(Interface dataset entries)
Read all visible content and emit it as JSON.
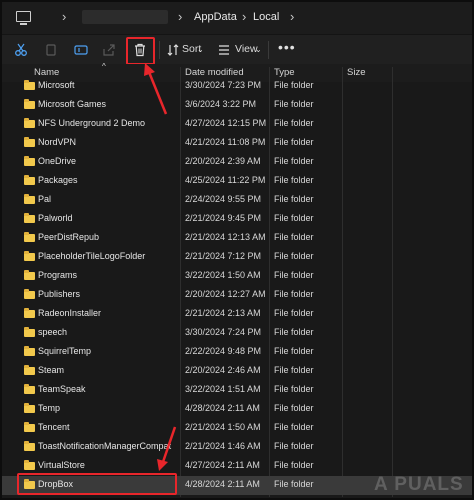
{
  "address_bar": {
    "crumbs": [
      "AppData",
      "Local"
    ]
  },
  "toolbar": {
    "sort_label": "Sort",
    "view_label": "View",
    "more_label": "•••"
  },
  "columns": {
    "name": "Name",
    "date": "Date modified",
    "type": "Type",
    "size": "Size"
  },
  "files": [
    {
      "name": "Microsoft",
      "date": "3/30/2024 7:23 PM",
      "type": "File folder"
    },
    {
      "name": "Microsoft Games",
      "date": "3/6/2024 3:22 PM",
      "type": "File folder"
    },
    {
      "name": "NFS Underground 2 Demo",
      "date": "4/27/2024 12:15 PM",
      "type": "File folder"
    },
    {
      "name": "NordVPN",
      "date": "4/21/2024 11:08 PM",
      "type": "File folder"
    },
    {
      "name": "OneDrive",
      "date": "2/20/2024 2:39 AM",
      "type": "File folder"
    },
    {
      "name": "Packages",
      "date": "4/25/2024 11:22 PM",
      "type": "File folder"
    },
    {
      "name": "Pal",
      "date": "2/24/2024 9:55 PM",
      "type": "File folder"
    },
    {
      "name": "Palworld",
      "date": "2/21/2024 9:45 PM",
      "type": "File folder"
    },
    {
      "name": "PeerDistRepub",
      "date": "2/21/2024 12:13 AM",
      "type": "File folder"
    },
    {
      "name": "PlaceholderTileLogoFolder",
      "date": "2/21/2024 7:12 PM",
      "type": "File folder"
    },
    {
      "name": "Programs",
      "date": "3/22/2024 1:50 AM",
      "type": "File folder"
    },
    {
      "name": "Publishers",
      "date": "2/20/2024 12:27 AM",
      "type": "File folder"
    },
    {
      "name": "RadeonInstaller",
      "date": "2/21/2024 2:13 AM",
      "type": "File folder"
    },
    {
      "name": "speech",
      "date": "3/30/2024 7:24 PM",
      "type": "File folder"
    },
    {
      "name": "SquirrelTemp",
      "date": "2/22/2024 9:48 PM",
      "type": "File folder"
    },
    {
      "name": "Steam",
      "date": "2/20/2024 2:46 AM",
      "type": "File folder"
    },
    {
      "name": "TeamSpeak",
      "date": "3/22/2024 1:51 AM",
      "type": "File folder"
    },
    {
      "name": "Temp",
      "date": "4/28/2024 2:11 AM",
      "type": "File folder"
    },
    {
      "name": "Tencent",
      "date": "2/21/2024 1:50 AM",
      "type": "File folder"
    },
    {
      "name": "ToastNotificationManagerCompat",
      "date": "2/21/2024 1:46 AM",
      "type": "File folder"
    },
    {
      "name": "VirtualStore",
      "date": "4/27/2024 2:11 AM",
      "type": "File folder"
    },
    {
      "name": "DropBox",
      "date": "4/28/2024 2:11 AM",
      "type": "File folder"
    }
  ],
  "watermark": "A  PUALS",
  "colors": {
    "highlight": "#e8262b",
    "folder": "#f2c94c"
  }
}
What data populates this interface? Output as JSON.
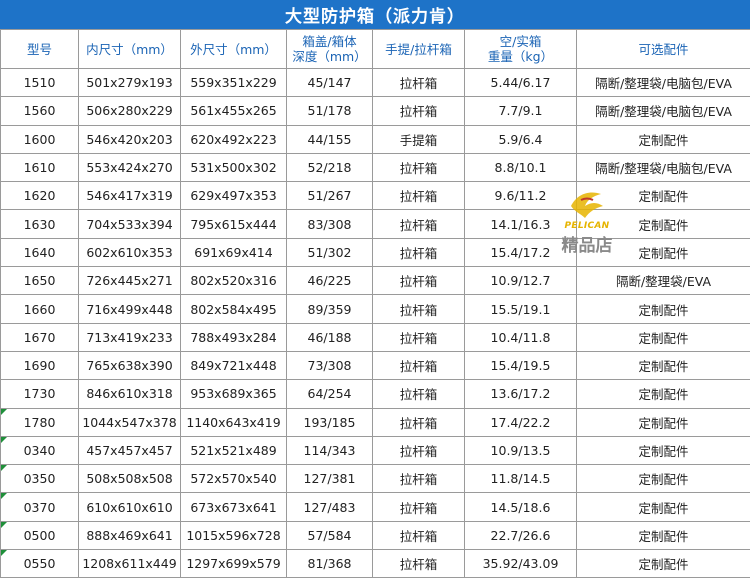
{
  "title": "大型防护箱（派力肯）",
  "header": {
    "model": "型号",
    "inner": "内尺寸（mm）",
    "outer": "外尺寸（mm）",
    "depth_line1": "箱盖/箱体",
    "depth_line2": "深度（mm）",
    "handle": "手提/拉杆箱",
    "weight_line1": "空/实箱",
    "weight_line2": "重量（kg）",
    "accessories": "可选配件"
  },
  "rows": [
    {
      "model": "1510",
      "inner": "501x279x193",
      "outer": "559x351x229",
      "depth": "45/147",
      "handle": "拉杆箱",
      "weight": "5.44/6.17",
      "accessories": "隔断/整理袋/电脑包/EVA"
    },
    {
      "model": "1560",
      "inner": "506x280x229",
      "outer": "561x455x265",
      "depth": "51/178",
      "handle": "拉杆箱",
      "weight": "7.7/9.1",
      "accessories": "隔断/整理袋/电脑包/EVA"
    },
    {
      "model": "1600",
      "inner": "546x420x203",
      "outer": "620x492x223",
      "depth": "44/155",
      "handle": "手提箱",
      "weight": "5.9/6.4",
      "accessories": "定制配件"
    },
    {
      "model": "1610",
      "inner": "553x424x270",
      "outer": "531x500x302",
      "depth": "52/218",
      "handle": "拉杆箱",
      "weight": "8.8/10.1",
      "accessories": "隔断/整理袋/电脑包/EVA"
    },
    {
      "model": "1620",
      "inner": "546x417x319",
      "outer": "629x497x353",
      "depth": "51/267",
      "handle": "拉杆箱",
      "weight": "9.6/11.2",
      "accessories": "定制配件"
    },
    {
      "model": "1630",
      "inner": "704x533x394",
      "outer": "795x615x444",
      "depth": "83/308",
      "handle": "拉杆箱",
      "weight": "14.1/16.3",
      "accessories": "定制配件"
    },
    {
      "model": "1640",
      "inner": "602x610x353",
      "outer": "691x69x414",
      "depth": "51/302",
      "handle": "拉杆箱",
      "weight": "15.4/17.2",
      "accessories": "定制配件"
    },
    {
      "model": "1650",
      "inner": "726x445x271",
      "outer": "802x520x316",
      "depth": "46/225",
      "handle": "拉杆箱",
      "weight": "10.9/12.7",
      "accessories": "隔断/整理袋/EVA"
    },
    {
      "model": "1660",
      "inner": "716x499x448",
      "outer": "802x584x495",
      "depth": "89/359",
      "handle": "拉杆箱",
      "weight": "15.5/19.1",
      "accessories": "定制配件"
    },
    {
      "model": "1670",
      "inner": "713x419x233",
      "outer": "788x493x284",
      "depth": "46/188",
      "handle": "拉杆箱",
      "weight": "10.4/11.8",
      "accessories": "定制配件"
    },
    {
      "model": "1690",
      "inner": "765x638x390",
      "outer": "849x721x448",
      "depth": "73/308",
      "handle": "拉杆箱",
      "weight": "15.4/19.5",
      "accessories": "定制配件"
    },
    {
      "model": "1730",
      "inner": "846x610x318",
      "outer": "953x689x365",
      "depth": "64/254",
      "handle": "拉杆箱",
      "weight": "13.6/17.2",
      "accessories": "定制配件"
    },
    {
      "model": "1780",
      "inner": "1044x547x378",
      "outer": "1140x643x419",
      "depth": "193/185",
      "handle": "拉杆箱",
      "weight": "17.4/22.2",
      "accessories": "定制配件"
    },
    {
      "model": "0340",
      "inner": "457x457x457",
      "outer": "521x521x489",
      "depth": "114/343",
      "handle": "拉杆箱",
      "weight": "10.9/13.5",
      "accessories": "定制配件"
    },
    {
      "model": "0350",
      "inner": "508x508x508",
      "outer": "572x570x540",
      "depth": "127/381",
      "handle": "拉杆箱",
      "weight": "11.8/14.5",
      "accessories": "定制配件"
    },
    {
      "model": "0370",
      "inner": "610x610x610",
      "outer": "673x673x641",
      "depth": "127/483",
      "handle": "拉杆箱",
      "weight": "14.5/18.6",
      "accessories": "定制配件"
    },
    {
      "model": "0500",
      "inner": "888x469x641",
      "outer": "1015x596x728",
      "depth": "57/584",
      "handle": "拉杆箱",
      "weight": "22.7/26.6",
      "accessories": "定制配件"
    },
    {
      "model": "0550",
      "inner": "1208x611x449",
      "outer": "1297x699x579",
      "depth": "81/368",
      "handle": "拉杆箱",
      "weight": "35.92/43.09",
      "accessories": "定制配件"
    }
  ],
  "logo": {
    "brand": "PELICAN",
    "shop": "精品店"
  },
  "colors": {
    "title_bg": "#1e73c8",
    "header_text": "#1b64b5",
    "grid": "#9a9a9a",
    "logo_gold": "#e6b400"
  }
}
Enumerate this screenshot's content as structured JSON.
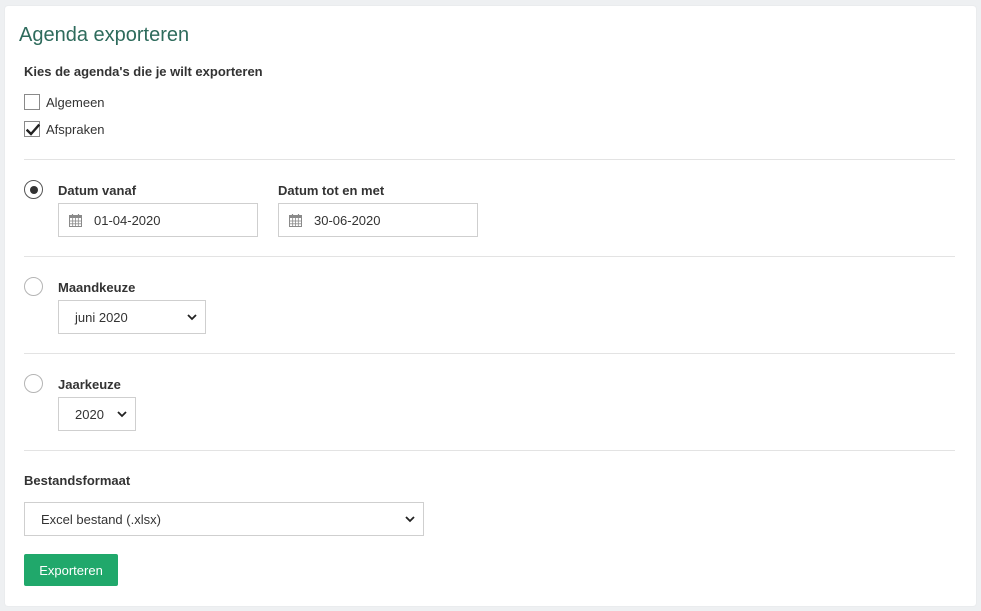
{
  "page": {
    "title": "Agenda exporteren"
  },
  "agendas": {
    "heading": "Kies de agenda's die je wilt exporteren",
    "items": [
      {
        "label": "Algemeen",
        "checked": false
      },
      {
        "label": "Afspraken",
        "checked": true
      }
    ]
  },
  "date_range": {
    "selected": true,
    "from_label": "Datum vanaf",
    "from_value": "01-04-2020",
    "to_label": "Datum tot en met",
    "to_value": "30-06-2020"
  },
  "month_choice": {
    "selected": false,
    "label": "Maandkeuze",
    "value": "juni 2020"
  },
  "year_choice": {
    "selected": false,
    "label": "Jaarkeuze",
    "value": "2020"
  },
  "file_format": {
    "label": "Bestandsformaat",
    "value": "Excel bestand (.xlsx)"
  },
  "export_button": {
    "label": "Exporteren"
  },
  "colors": {
    "title": "#2e6b5c",
    "button": "#20a86b"
  },
  "icons": {
    "calendar": "calendar-icon",
    "chevron": "chevron-down-icon",
    "check": "checkmark-icon"
  }
}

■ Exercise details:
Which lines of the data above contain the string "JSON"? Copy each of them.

■ Written reply:
Read all visible content and emit it as JSON.
What data populates this interface? Output as JSON.
Enumerate this screenshot's content as structured JSON.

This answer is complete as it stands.